What was your best month​?​​​
October. I spent the entire month of November detoxing. What a fuckin' time. I was living like an up-and-coming actor in the Golden Age of Hollywood.

What one thing would have made your year more satisfying?
My mom not having breast cancer, that's for goddamn sure (though one hell of a recovery!). Winning the screenplay contest Scott and I entered (placed somewhere in the top 45 out of a thousand or two though!). Also not, to borrow an old phrase of Katy's, "working like an unhappily married man."

What kept you sane this year?

What celebrity did you fancy the most?
Sandra Bullock. That Sandy is so tight. And that's why Scott and I made an app called Bullock Points (coming next year)!

Drinking buddy of the year?
Scott. Dudettes.

Smoking buddy of the year?
Scott. Dudes.

Whose behavior merited celebration?
Forgiving women folk.

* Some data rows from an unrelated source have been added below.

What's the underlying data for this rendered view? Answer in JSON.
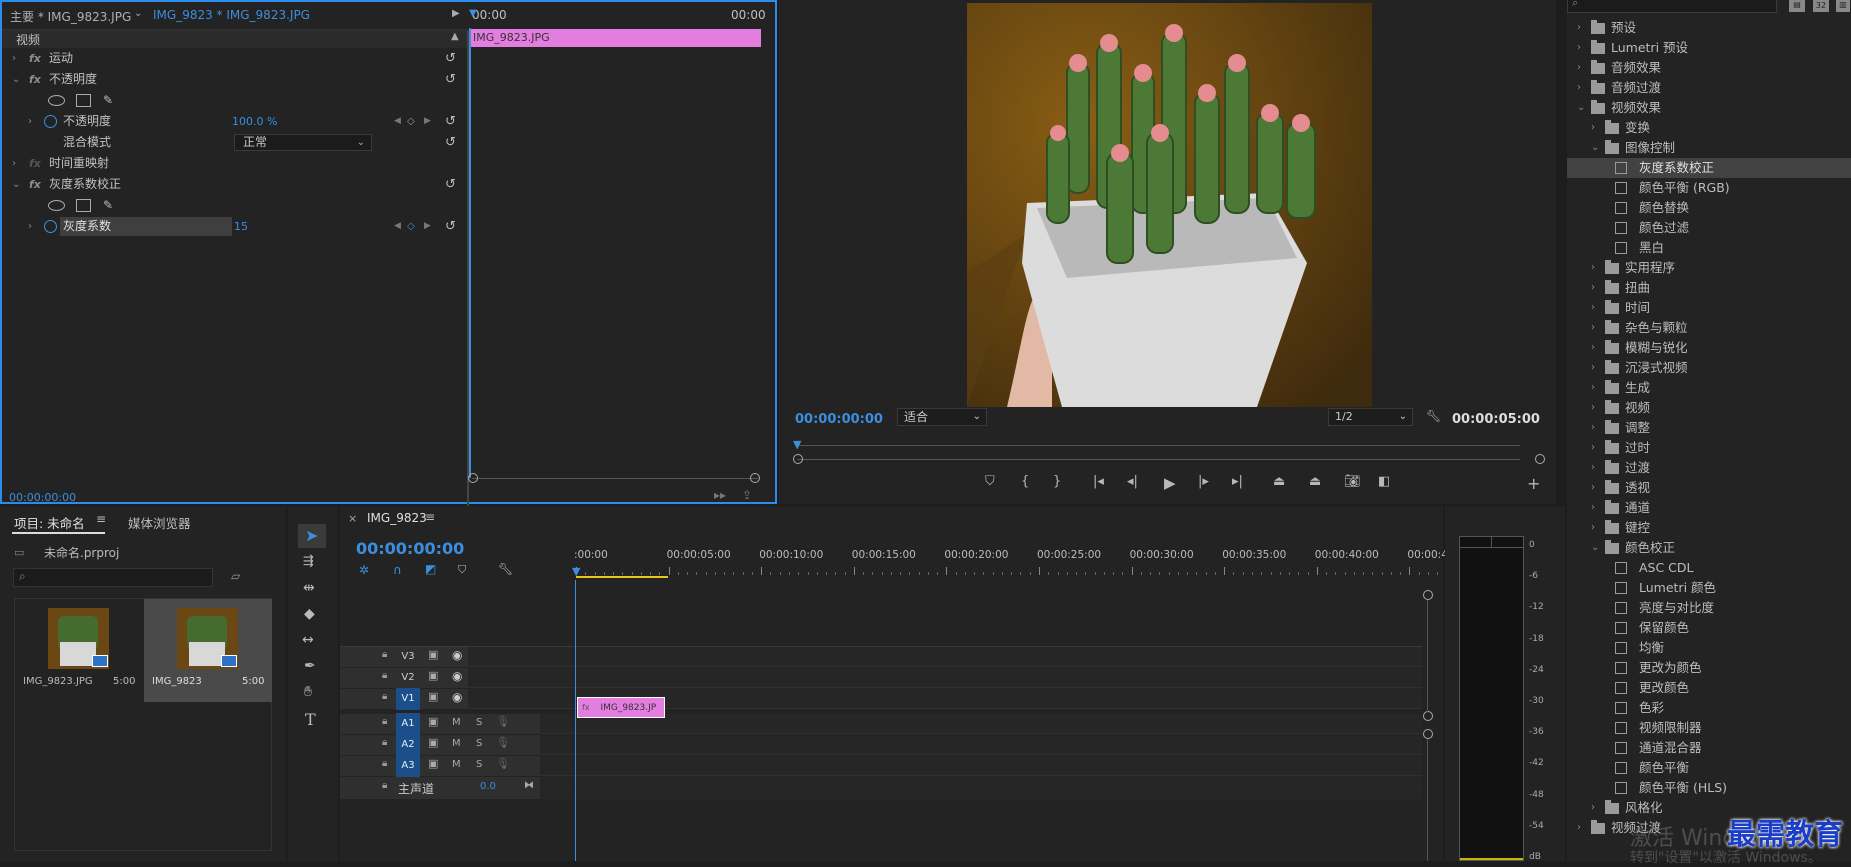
{
  "effect_controls": {
    "tab_master": "主要 * IMG_9823.JPG",
    "tab_clip": "IMG_9823 * IMG_9823.JPG",
    "time_start": "00:00",
    "time_end": "00:00",
    "clip_name": "IMG_9823.JPG",
    "section_video": "视频",
    "motion": "运动",
    "opacity": "不透明度",
    "opacity_param": "不透明度",
    "opacity_value": "100.0 %",
    "blend_label": "混合模式",
    "blend_value": "正常",
    "time_remap": "时间重映射",
    "gamma_effect": "灰度系数校正",
    "gamma_param": "灰度系数",
    "gamma_value": "15",
    "current_time": "00:00:00:00"
  },
  "program": {
    "timecode": "00:00:00:00",
    "fit": "适合",
    "resolution": "1/2",
    "duration": "00:00:05:00"
  },
  "project": {
    "tab": "项目: 未命名",
    "media_tab": "媒体浏览器",
    "file": "未命名.prproj",
    "items": [
      {
        "name": "IMG_9823.JPG",
        "dur": "5:00"
      },
      {
        "name": "IMG_9823",
        "dur": "5:00"
      }
    ]
  },
  "timeline": {
    "tab": "IMG_9823",
    "timecode": "00:00:00:00",
    "ruler": [
      ":00:00",
      "00:00:05:00",
      "00:00:10:00",
      "00:00:15:00",
      "00:00:20:00",
      "00:00:25:00",
      "00:00:30:00",
      "00:00:35:00",
      "00:00:40:00",
      "00:00:4"
    ],
    "tracks": [
      "V3",
      "V2",
      "V1",
      "A1",
      "A2",
      "A3"
    ],
    "m": "M",
    "s": "S",
    "master": "主声道",
    "master_val": "0.0",
    "clip": "IMG_9823.JP"
  },
  "meter": {
    "labels": [
      "0",
      "-6",
      "-12",
      "-18",
      "-24",
      "-30",
      "-36",
      "-42",
      "-48",
      "-54",
      "dB"
    ]
  },
  "effects": {
    "items": [
      {
        "t": "预设",
        "lv": 0,
        "k": "folder"
      },
      {
        "t": "Lumetri 预设",
        "lv": 0,
        "k": "folder"
      },
      {
        "t": "音频效果",
        "lv": 0,
        "k": "folder"
      },
      {
        "t": "音频过渡",
        "lv": 0,
        "k": "folder"
      },
      {
        "t": "视频效果",
        "lv": 0,
        "k": "folder",
        "open": true
      },
      {
        "t": "变换",
        "lv": 1,
        "k": "folder"
      },
      {
        "t": "图像控制",
        "lv": 1,
        "k": "folder",
        "open": true
      },
      {
        "t": "灰度系数校正",
        "lv": 2,
        "k": "fx",
        "sel": true
      },
      {
        "t": "颜色平衡 (RGB)",
        "lv": 2,
        "k": "fx"
      },
      {
        "t": "颜色替换",
        "lv": 2,
        "k": "fx"
      },
      {
        "t": "颜色过滤",
        "lv": 2,
        "k": "fx"
      },
      {
        "t": "黑白",
        "lv": 2,
        "k": "fx"
      },
      {
        "t": "实用程序",
        "lv": 1,
        "k": "folder"
      },
      {
        "t": "扭曲",
        "lv": 1,
        "k": "folder"
      },
      {
        "t": "时间",
        "lv": 1,
        "k": "folder"
      },
      {
        "t": "杂色与颗粒",
        "lv": 1,
        "k": "folder"
      },
      {
        "t": "模糊与锐化",
        "lv": 1,
        "k": "folder"
      },
      {
        "t": "沉浸式视频",
        "lv": 1,
        "k": "folder"
      },
      {
        "t": "生成",
        "lv": 1,
        "k": "folder"
      },
      {
        "t": "视频",
        "lv": 1,
        "k": "folder"
      },
      {
        "t": "调整",
        "lv": 1,
        "k": "folder"
      },
      {
        "t": "过时",
        "lv": 1,
        "k": "folder"
      },
      {
        "t": "过渡",
        "lv": 1,
        "k": "folder"
      },
      {
        "t": "透视",
        "lv": 1,
        "k": "folder"
      },
      {
        "t": "通道",
        "lv": 1,
        "k": "folder"
      },
      {
        "t": "键控",
        "lv": 1,
        "k": "folder"
      },
      {
        "t": "颜色校正",
        "lv": 1,
        "k": "folder",
        "open": true
      },
      {
        "t": "ASC CDL",
        "lv": 2,
        "k": "fx"
      },
      {
        "t": "Lumetri 颜色",
        "lv": 2,
        "k": "fx"
      },
      {
        "t": "亮度与对比度",
        "lv": 2,
        "k": "fx"
      },
      {
        "t": "保留颜色",
        "lv": 2,
        "k": "fx"
      },
      {
        "t": "均衡",
        "lv": 2,
        "k": "fx"
      },
      {
        "t": "更改为颜色",
        "lv": 2,
        "k": "fx"
      },
      {
        "t": "更改颜色",
        "lv": 2,
        "k": "fx"
      },
      {
        "t": "色彩",
        "lv": 2,
        "k": "fx"
      },
      {
        "t": "视频限制器",
        "lv": 2,
        "k": "fx"
      },
      {
        "t": "通道混合器",
        "lv": 2,
        "k": "fx"
      },
      {
        "t": "颜色平衡",
        "lv": 2,
        "k": "fx"
      },
      {
        "t": "颜色平衡 (HLS)",
        "lv": 2,
        "k": "fx"
      },
      {
        "t": "风格化",
        "lv": 1,
        "k": "folder"
      },
      {
        "t": "视频过渡",
        "lv": 0,
        "k": "folder"
      }
    ],
    "badge_32": "32"
  },
  "watermark": {
    "activate": "激活 Windows",
    "goto": "转到\"设置\"以激活 Windows。",
    "logo": "最需教育"
  }
}
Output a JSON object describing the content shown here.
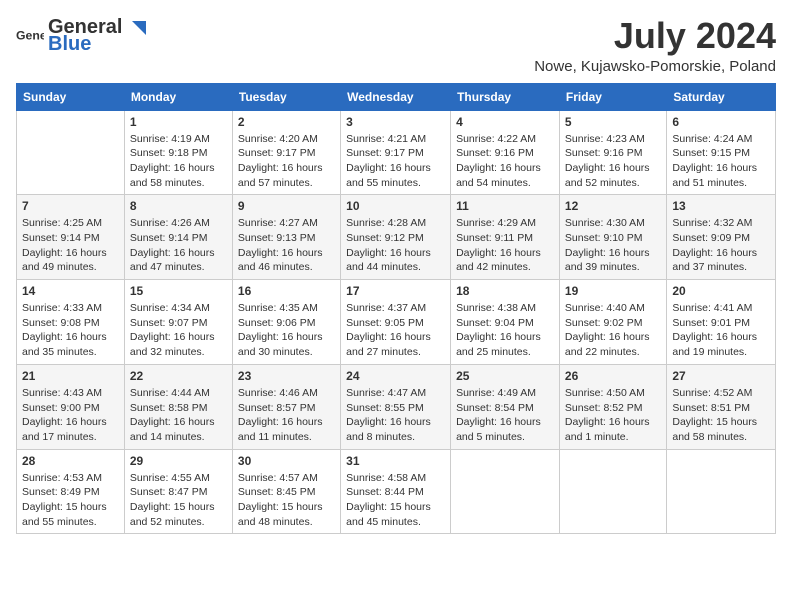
{
  "header": {
    "logo_general": "General",
    "logo_blue": "Blue",
    "title": "July 2024",
    "subtitle": "Nowe, Kujawsko-Pomorskie, Poland"
  },
  "columns": [
    "Sunday",
    "Monday",
    "Tuesday",
    "Wednesday",
    "Thursday",
    "Friday",
    "Saturday"
  ],
  "weeks": [
    [
      {
        "day": "",
        "info": ""
      },
      {
        "day": "1",
        "info": "Sunrise: 4:19 AM\nSunset: 9:18 PM\nDaylight: 16 hours\nand 58 minutes."
      },
      {
        "day": "2",
        "info": "Sunrise: 4:20 AM\nSunset: 9:17 PM\nDaylight: 16 hours\nand 57 minutes."
      },
      {
        "day": "3",
        "info": "Sunrise: 4:21 AM\nSunset: 9:17 PM\nDaylight: 16 hours\nand 55 minutes."
      },
      {
        "day": "4",
        "info": "Sunrise: 4:22 AM\nSunset: 9:16 PM\nDaylight: 16 hours\nand 54 minutes."
      },
      {
        "day": "5",
        "info": "Sunrise: 4:23 AM\nSunset: 9:16 PM\nDaylight: 16 hours\nand 52 minutes."
      },
      {
        "day": "6",
        "info": "Sunrise: 4:24 AM\nSunset: 9:15 PM\nDaylight: 16 hours\nand 51 minutes."
      }
    ],
    [
      {
        "day": "7",
        "info": "Sunrise: 4:25 AM\nSunset: 9:14 PM\nDaylight: 16 hours\nand 49 minutes."
      },
      {
        "day": "8",
        "info": "Sunrise: 4:26 AM\nSunset: 9:14 PM\nDaylight: 16 hours\nand 47 minutes."
      },
      {
        "day": "9",
        "info": "Sunrise: 4:27 AM\nSunset: 9:13 PM\nDaylight: 16 hours\nand 46 minutes."
      },
      {
        "day": "10",
        "info": "Sunrise: 4:28 AM\nSunset: 9:12 PM\nDaylight: 16 hours\nand 44 minutes."
      },
      {
        "day": "11",
        "info": "Sunrise: 4:29 AM\nSunset: 9:11 PM\nDaylight: 16 hours\nand 42 minutes."
      },
      {
        "day": "12",
        "info": "Sunrise: 4:30 AM\nSunset: 9:10 PM\nDaylight: 16 hours\nand 39 minutes."
      },
      {
        "day": "13",
        "info": "Sunrise: 4:32 AM\nSunset: 9:09 PM\nDaylight: 16 hours\nand 37 minutes."
      }
    ],
    [
      {
        "day": "14",
        "info": "Sunrise: 4:33 AM\nSunset: 9:08 PM\nDaylight: 16 hours\nand 35 minutes."
      },
      {
        "day": "15",
        "info": "Sunrise: 4:34 AM\nSunset: 9:07 PM\nDaylight: 16 hours\nand 32 minutes."
      },
      {
        "day": "16",
        "info": "Sunrise: 4:35 AM\nSunset: 9:06 PM\nDaylight: 16 hours\nand 30 minutes."
      },
      {
        "day": "17",
        "info": "Sunrise: 4:37 AM\nSunset: 9:05 PM\nDaylight: 16 hours\nand 27 minutes."
      },
      {
        "day": "18",
        "info": "Sunrise: 4:38 AM\nSunset: 9:04 PM\nDaylight: 16 hours\nand 25 minutes."
      },
      {
        "day": "19",
        "info": "Sunrise: 4:40 AM\nSunset: 9:02 PM\nDaylight: 16 hours\nand 22 minutes."
      },
      {
        "day": "20",
        "info": "Sunrise: 4:41 AM\nSunset: 9:01 PM\nDaylight: 16 hours\nand 19 minutes."
      }
    ],
    [
      {
        "day": "21",
        "info": "Sunrise: 4:43 AM\nSunset: 9:00 PM\nDaylight: 16 hours\nand 17 minutes."
      },
      {
        "day": "22",
        "info": "Sunrise: 4:44 AM\nSunset: 8:58 PM\nDaylight: 16 hours\nand 14 minutes."
      },
      {
        "day": "23",
        "info": "Sunrise: 4:46 AM\nSunset: 8:57 PM\nDaylight: 16 hours\nand 11 minutes."
      },
      {
        "day": "24",
        "info": "Sunrise: 4:47 AM\nSunset: 8:55 PM\nDaylight: 16 hours\nand 8 minutes."
      },
      {
        "day": "25",
        "info": "Sunrise: 4:49 AM\nSunset: 8:54 PM\nDaylight: 16 hours\nand 5 minutes."
      },
      {
        "day": "26",
        "info": "Sunrise: 4:50 AM\nSunset: 8:52 PM\nDaylight: 16 hours\nand 1 minute."
      },
      {
        "day": "27",
        "info": "Sunrise: 4:52 AM\nSunset: 8:51 PM\nDaylight: 15 hours\nand 58 minutes."
      }
    ],
    [
      {
        "day": "28",
        "info": "Sunrise: 4:53 AM\nSunset: 8:49 PM\nDaylight: 15 hours\nand 55 minutes."
      },
      {
        "day": "29",
        "info": "Sunrise: 4:55 AM\nSunset: 8:47 PM\nDaylight: 15 hours\nand 52 minutes."
      },
      {
        "day": "30",
        "info": "Sunrise: 4:57 AM\nSunset: 8:45 PM\nDaylight: 15 hours\nand 48 minutes."
      },
      {
        "day": "31",
        "info": "Sunrise: 4:58 AM\nSunset: 8:44 PM\nDaylight: 15 hours\nand 45 minutes."
      },
      {
        "day": "",
        "info": ""
      },
      {
        "day": "",
        "info": ""
      },
      {
        "day": "",
        "info": ""
      }
    ]
  ]
}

Whose behavior disappointed you?
The government's. The media's. Social media users'. Mine (but not for the usual cooler reasons).

Any regular activities?
Running. Not eating like a scumbag. Reading. Bathing. Drinking. Being a recluse.

Favorite night​ out?
From all third-party accounts, it sounds like my favorite moment was a few missing hours at a cabin mansion in Big Bear the evening after Halloween. I can't remember a time I've fully left my insanity unchecked that hard.

Start​ a new hobby​?​
Making soap. Like Tyler Durden, but more like Jack. Staying in at night to a reclusive degree (by my standards), totally like Jack, not even a little like Tyler Durden.

Any slumps?
Too many.

Been naughty or nice?​​
I'm getting nicer, but I need to be safer with the naughty.

Any regrets?​​​
Too much work, not enough play. Too much brain-dead, not enough creative.

Do you have any New Year'​​​s resolutions?​
Be happy. Doesn't that cover all resolutions?

Overall,​​​ how would​ you rate this year?​​​
50% pretty whatever, 50% trying to arson my own life.

What do you want to change in 2015?
​I want to get what I dream. I want the big goals, and I want the big achievements.

What are you wishing for in 2015?